As soon as I became a parent, I developed an achilles heel, a weak spot and I
felt fear like never before. Fear that something could happen to my child,
fear that I wasn’t up to the job.
It usually starts as soon as our babies are born when our inner Lioness is
unleashed and, from talking to women with grown up children, it never really goes away.
And I see this fear all time in the eyes of the mums who come to see me. It’s normal but it can
be crushing for a new mum, it can stop us from thinking clearly,
from stepping back and looking at the bigger picture.
It affects us all differently and some mums are more fearful and anxious than others.
It usually starts with feeding – our aim is to keep our baby healthy and feeding is so emotionally
wrapped up in giving our baby milk, especially if we are breastfeeding and the responsibility lies on us.
If we struggle to get started, we are scared that we are starving our baby, that we are
doing it wrong, that we are failing. And once it gets going we are fearful with every blip – if our baby
isn’t gaining enough weight, if he drops off that sodding percentile line, if she has a fussy day
and doesn’t want to eat much, if her nappies change. if he’s unwell.
Of course this fear keeps us alert, it means we can respond if there is a problem and our baby needs to

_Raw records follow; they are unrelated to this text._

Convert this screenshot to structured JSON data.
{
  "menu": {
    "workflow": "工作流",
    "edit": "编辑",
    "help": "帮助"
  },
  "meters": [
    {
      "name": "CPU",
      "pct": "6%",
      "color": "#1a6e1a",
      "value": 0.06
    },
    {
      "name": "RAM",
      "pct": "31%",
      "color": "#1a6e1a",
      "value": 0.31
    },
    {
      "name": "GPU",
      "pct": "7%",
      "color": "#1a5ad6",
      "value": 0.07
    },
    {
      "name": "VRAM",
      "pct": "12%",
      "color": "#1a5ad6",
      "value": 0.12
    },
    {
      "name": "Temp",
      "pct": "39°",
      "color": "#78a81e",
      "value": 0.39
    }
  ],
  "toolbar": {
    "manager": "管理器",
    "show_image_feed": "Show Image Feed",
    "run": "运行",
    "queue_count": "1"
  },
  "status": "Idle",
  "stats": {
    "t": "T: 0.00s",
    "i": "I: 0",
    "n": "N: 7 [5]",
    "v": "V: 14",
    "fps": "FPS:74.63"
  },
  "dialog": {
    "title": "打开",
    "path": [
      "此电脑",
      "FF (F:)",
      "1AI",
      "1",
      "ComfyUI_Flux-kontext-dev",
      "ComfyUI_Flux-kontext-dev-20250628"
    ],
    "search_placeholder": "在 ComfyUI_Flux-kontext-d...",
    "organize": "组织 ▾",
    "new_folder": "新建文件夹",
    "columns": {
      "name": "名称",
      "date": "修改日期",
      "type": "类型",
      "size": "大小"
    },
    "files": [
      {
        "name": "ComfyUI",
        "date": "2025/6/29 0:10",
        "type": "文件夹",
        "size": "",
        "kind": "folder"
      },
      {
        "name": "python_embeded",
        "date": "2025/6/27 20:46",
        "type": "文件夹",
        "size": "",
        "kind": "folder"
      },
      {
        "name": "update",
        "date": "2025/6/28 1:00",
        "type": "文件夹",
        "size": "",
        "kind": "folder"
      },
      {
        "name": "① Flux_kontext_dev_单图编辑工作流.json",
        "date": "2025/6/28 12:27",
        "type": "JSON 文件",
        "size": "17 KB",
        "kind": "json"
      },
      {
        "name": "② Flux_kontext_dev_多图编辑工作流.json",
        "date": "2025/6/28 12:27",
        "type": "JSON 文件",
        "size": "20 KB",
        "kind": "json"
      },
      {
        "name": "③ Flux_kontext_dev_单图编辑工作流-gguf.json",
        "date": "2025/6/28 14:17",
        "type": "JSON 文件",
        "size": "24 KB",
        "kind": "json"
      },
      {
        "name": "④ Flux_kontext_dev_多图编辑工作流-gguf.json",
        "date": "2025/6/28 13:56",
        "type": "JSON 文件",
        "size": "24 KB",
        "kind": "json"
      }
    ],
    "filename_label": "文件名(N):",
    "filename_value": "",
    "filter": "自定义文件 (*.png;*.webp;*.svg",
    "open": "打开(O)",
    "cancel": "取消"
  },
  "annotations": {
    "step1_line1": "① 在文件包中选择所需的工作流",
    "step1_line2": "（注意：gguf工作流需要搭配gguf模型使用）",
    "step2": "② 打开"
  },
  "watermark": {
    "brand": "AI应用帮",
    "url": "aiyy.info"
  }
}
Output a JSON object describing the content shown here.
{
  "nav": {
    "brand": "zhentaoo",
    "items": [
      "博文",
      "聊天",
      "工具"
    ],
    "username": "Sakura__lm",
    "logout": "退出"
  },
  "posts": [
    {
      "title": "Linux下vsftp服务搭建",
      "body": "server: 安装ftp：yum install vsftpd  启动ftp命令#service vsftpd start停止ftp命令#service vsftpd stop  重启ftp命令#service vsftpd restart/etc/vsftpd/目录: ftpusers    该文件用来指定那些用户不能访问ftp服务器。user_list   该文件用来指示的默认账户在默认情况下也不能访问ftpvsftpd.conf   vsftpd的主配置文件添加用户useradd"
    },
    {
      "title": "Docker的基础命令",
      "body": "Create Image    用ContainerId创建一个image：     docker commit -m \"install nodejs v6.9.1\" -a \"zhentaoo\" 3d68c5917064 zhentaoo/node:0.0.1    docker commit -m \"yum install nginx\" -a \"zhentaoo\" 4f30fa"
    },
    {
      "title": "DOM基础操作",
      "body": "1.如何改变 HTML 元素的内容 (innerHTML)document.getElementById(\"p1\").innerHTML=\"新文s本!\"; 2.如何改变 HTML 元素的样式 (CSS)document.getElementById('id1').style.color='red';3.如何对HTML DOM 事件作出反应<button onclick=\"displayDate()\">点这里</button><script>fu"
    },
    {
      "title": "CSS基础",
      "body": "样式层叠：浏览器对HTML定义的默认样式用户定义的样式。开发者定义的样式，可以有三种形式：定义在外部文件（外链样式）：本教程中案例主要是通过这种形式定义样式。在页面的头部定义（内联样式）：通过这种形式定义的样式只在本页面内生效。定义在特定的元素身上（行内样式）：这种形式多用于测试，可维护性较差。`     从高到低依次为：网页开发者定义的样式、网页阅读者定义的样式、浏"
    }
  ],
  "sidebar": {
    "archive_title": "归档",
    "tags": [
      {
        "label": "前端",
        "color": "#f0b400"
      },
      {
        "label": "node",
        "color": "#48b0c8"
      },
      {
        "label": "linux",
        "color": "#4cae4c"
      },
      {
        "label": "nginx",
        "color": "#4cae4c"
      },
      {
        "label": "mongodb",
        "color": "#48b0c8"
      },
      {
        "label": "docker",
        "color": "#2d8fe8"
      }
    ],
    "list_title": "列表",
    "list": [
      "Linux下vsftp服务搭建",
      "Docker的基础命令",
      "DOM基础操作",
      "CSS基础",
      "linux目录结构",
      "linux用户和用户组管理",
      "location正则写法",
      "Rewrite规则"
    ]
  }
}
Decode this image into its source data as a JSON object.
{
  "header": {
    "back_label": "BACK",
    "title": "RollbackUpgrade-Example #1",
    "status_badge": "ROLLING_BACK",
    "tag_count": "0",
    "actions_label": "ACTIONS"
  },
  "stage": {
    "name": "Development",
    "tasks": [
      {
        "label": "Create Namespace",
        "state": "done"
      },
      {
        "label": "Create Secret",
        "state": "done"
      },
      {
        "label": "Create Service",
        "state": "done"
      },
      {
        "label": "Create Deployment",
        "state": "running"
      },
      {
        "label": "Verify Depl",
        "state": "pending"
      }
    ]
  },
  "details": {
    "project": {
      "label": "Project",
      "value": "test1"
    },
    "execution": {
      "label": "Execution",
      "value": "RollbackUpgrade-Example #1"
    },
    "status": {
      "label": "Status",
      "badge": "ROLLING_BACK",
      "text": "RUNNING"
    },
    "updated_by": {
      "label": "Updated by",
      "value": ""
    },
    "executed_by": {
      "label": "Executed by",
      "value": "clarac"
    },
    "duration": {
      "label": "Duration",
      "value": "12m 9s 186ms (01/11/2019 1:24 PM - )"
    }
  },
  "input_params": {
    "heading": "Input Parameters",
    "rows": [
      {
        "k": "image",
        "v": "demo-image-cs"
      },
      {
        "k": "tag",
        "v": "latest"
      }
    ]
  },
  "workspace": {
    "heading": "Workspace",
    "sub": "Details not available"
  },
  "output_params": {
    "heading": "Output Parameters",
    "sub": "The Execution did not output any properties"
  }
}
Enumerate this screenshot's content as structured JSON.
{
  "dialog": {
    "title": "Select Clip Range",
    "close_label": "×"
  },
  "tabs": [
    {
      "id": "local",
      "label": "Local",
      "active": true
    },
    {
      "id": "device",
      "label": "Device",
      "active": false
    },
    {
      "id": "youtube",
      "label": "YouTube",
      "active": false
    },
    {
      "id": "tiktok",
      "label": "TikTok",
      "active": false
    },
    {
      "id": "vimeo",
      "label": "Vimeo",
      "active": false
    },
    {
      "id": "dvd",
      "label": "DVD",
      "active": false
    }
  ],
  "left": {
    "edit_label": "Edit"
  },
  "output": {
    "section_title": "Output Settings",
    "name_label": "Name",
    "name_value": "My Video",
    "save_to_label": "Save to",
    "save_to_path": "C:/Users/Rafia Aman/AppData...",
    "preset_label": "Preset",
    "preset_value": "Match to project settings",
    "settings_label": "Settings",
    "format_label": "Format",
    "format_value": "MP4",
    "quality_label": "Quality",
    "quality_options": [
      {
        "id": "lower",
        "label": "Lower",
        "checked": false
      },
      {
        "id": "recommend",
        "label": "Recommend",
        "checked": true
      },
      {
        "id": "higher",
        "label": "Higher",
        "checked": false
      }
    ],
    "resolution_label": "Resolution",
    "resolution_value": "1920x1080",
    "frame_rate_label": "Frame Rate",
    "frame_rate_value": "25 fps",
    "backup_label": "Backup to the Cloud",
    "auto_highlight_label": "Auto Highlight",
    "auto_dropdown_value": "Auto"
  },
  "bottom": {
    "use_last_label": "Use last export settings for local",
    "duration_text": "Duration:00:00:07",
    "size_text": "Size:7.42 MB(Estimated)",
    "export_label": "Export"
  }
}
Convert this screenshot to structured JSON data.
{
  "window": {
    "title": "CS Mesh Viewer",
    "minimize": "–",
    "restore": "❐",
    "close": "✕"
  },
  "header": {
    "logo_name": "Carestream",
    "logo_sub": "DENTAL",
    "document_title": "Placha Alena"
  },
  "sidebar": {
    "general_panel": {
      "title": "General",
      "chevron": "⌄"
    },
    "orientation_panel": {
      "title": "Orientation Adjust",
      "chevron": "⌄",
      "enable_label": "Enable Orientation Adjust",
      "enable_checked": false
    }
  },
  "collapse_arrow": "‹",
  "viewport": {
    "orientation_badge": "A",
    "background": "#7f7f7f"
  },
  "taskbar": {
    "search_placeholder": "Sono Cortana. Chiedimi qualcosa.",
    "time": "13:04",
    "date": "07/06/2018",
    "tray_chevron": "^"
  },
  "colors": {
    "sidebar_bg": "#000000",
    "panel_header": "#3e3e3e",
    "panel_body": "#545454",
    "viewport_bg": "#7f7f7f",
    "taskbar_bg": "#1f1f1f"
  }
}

see a doctor – never ignore your gut and always get your baby checked out if you need to.
The fear is intense with a baby because they are so much more dependant and they seem so vulnerable and
they can’t easily tell us what it the matter but it often becomes less intense as our children grow up and, as
parents, we find a balance between where we need to be cautious and where our children need to
explore and learn for themselves.
The fear is part of parenting, I guess it is what makes us a parent – making sure our children are safe and
healthy. We all manage it differently – some parents will be very fearful and could be described as over-protective, while others may have a more relaxed attitude to parenting. There will always be the parent at the
playground who hovers over their child and there will always be the parent who lets their child climb right to the top
of the climbing frame. We can only ever parent how we want or need to and neither is really right or wrong,
we just see fear in different places.
I guess I would pitch myself somewhere in the middle, in a somewhat average place of fear.
I have always wanted my children to learn and explore in a safe environment. As young children,
I kept them close when next to roads or in busy places but where there was space to be free and I knew it
was safe, they could be free. Accidents, bumps and scrapes are part of life and they often come with
playing, learning and having fun.
I never really baby-proofed the house – we had a fire guard and one stair gate, that was it.
When the girls were little they were always close by so I never felt the need to stop them exploring.
My husband was also working on the house so it was commonplace to have saws, hammers and nails lying
around in a couple of rooms. Never once did they bother with them. And from when they were old enough
I have encouraged them to help with cooking, to make cups of tea and
to help make the fire in the living room – all the things they see me doing most days.
As my girls have grown up fear comes from different places – from being away from me – going out to
play with friends, sleepovers (don’t get me started on sleepovers!) friendships and bullying,
am I parenting well enough? am I affecting how she will turn out as an adult? have I taught her to be
responsible, sensible, trustworthy? Am I aware of her mental health? Does
she know she can come to me for support?
As soon as our children are old enough to be under the care of another parent for playdates,
we see the differences in parenting and we have to assess whether our reluctance to let them go somewhere
without an adult – playing out, cinema, trip into Newcastle – is because it is appropriate and the activity is not safe or
right for your child or whether it is time to start letting go, to trust, to feel the fear. There have been many an
occasion where I have sat in the house, tense, unsettled, fearful – running hideous
scenarios through my head – until my child was back in the house again but it needed to be done
because she was old enough to take that step.
Now that I have two children in high school, the fear is less intense but it is there and it comes from
the same place it always has – I need them to be protected and safe and I don’t want to get it wrong. I never properly relax until they are back at home and, sometimes, in my arms.
a practitioner in pregnancy, birth and early parenting